— Cia W., Thousand Oaks

Funny you ask: In a recent medical study, researchers were shocked to learn that men who drank 11-24 pints (176-384 ounces) of beer a week had a 66 percent lower risk for heart attack than the group who drank no beer at all. Similar to wine, the cardiovascular benefits of beer are probably due to polyphenols (antioxidants). And dark beer seems to be especially effective.

Just because there is a hint of health associated with beer doesn’t mean it’s to your benefit to rush out and purchase a case of your favorite flavor. Remember, beer does come with alcohol and calories. And, like most things in life, too much of what appears to be a “good” thing can quickly turn negative.

My recommendation when it comes to beer is to drink no more than one 12-ounce beer an hour, with a maximum of two within a three hour period. If you want weight loss however, choose a five-ounce glass of wine instead.

The challenge with beer is that it’s not usually sipped, but guzzled. And guzzling positions you to consume more than if you were to sip it.

Chicken, beef, milk … antibiotics?

More and more, I hear that livestock are pumped with antibiotics and this may be harmful to our health. How is it that the antibiotics given to livestock may adversely affect me?

— Debbie C., Port Hueneme

It’s true that trace amounts of antibiotics can be found in beef, pork, chicken and milk. When you consume food that has been pumped with antibiotics, there is a major health concern about possible allergic reactions when you are sensitive to antibiotics.

There is also the concern that when you consume second-hand antibiotics, your body is less able to fend off dangerous infections. You see, when a germ gets into your body, you are supposed to produce cells and proteins called antibodies that attack and kill that germ. When this doesn’t happen, your doctor may give you antibiotics to save the day.

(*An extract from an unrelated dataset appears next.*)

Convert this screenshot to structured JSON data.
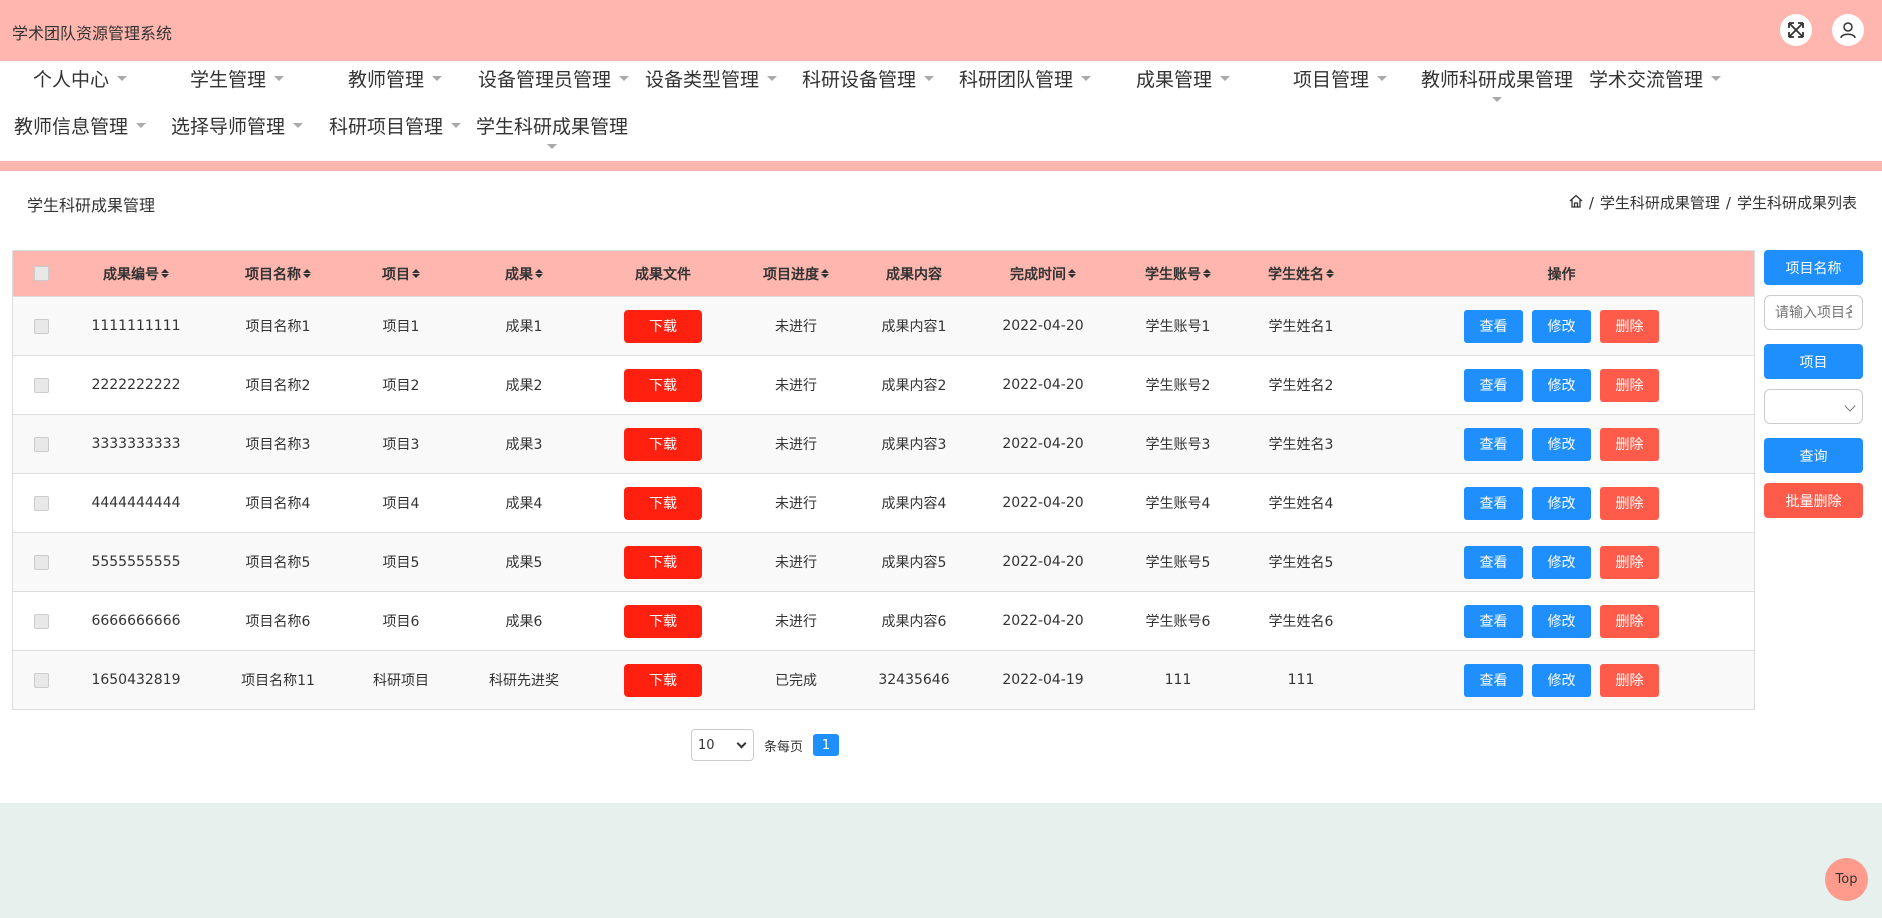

Unfortunately, over time germs can figure out ways to survive the attack of these antibiotics. Simply put, the more often your body is plagued with particular antibodies, the less likely that particular antibody will prove effective.

In time, I am hopeful that we as a nation will follow the lead of Europe. They’re not using hormones at all, and they are also cutting back heavily on antibiotics. In Sweden, where I believe they’ve banned antibiotics except for acute cases of disease, they’ve also cleaned up their meat-processing methods, including sanitizing facilities (between each batch of chickens) where chickens are processed. That doesn’t seem like such a bad thing to do, but of course it raises costs.

So, in closing, my recommendation is that, if you’re going to consume beef, pork, chicken or milk — choose organic.